- **MATERIAL SUPPLIED**

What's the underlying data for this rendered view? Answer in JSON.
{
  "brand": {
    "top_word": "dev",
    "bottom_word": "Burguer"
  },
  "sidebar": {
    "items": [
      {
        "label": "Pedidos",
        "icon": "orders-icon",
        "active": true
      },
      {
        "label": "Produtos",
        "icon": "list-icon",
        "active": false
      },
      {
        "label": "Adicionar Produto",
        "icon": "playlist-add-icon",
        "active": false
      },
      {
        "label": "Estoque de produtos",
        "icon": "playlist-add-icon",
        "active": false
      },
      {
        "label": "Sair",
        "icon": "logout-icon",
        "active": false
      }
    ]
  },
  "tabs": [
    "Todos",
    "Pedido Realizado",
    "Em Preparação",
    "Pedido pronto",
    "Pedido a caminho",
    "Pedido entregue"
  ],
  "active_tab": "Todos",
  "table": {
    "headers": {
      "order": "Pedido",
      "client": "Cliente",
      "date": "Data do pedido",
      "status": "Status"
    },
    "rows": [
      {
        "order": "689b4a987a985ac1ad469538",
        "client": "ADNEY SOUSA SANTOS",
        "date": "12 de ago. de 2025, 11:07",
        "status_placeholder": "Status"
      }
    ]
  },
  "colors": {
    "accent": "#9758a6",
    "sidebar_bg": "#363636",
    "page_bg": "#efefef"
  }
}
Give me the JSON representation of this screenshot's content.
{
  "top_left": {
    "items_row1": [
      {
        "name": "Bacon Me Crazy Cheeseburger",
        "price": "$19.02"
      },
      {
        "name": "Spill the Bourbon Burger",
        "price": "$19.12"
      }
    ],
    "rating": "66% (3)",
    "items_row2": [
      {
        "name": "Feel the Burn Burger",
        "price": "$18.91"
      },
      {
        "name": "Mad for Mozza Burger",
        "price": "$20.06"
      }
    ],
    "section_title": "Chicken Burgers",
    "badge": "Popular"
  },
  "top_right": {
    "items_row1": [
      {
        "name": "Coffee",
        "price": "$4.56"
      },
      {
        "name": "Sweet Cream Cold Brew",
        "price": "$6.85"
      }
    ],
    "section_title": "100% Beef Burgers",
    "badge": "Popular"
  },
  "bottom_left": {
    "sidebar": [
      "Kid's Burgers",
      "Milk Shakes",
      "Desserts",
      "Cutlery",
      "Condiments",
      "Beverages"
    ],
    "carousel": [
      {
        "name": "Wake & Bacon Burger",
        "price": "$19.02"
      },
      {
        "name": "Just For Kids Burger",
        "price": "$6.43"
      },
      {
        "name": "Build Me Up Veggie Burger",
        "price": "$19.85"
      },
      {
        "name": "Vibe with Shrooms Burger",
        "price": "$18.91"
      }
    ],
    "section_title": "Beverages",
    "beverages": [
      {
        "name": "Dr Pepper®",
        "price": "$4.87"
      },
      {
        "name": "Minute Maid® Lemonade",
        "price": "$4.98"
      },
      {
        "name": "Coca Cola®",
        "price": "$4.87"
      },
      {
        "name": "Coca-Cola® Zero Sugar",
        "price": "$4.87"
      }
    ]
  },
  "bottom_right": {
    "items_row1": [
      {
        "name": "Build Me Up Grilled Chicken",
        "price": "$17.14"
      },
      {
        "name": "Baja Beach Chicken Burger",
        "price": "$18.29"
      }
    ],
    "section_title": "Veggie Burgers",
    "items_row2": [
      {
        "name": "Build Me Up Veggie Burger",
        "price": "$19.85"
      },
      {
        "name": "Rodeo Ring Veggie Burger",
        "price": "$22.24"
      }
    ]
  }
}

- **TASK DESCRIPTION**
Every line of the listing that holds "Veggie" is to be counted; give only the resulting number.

- **OUTPUT**
4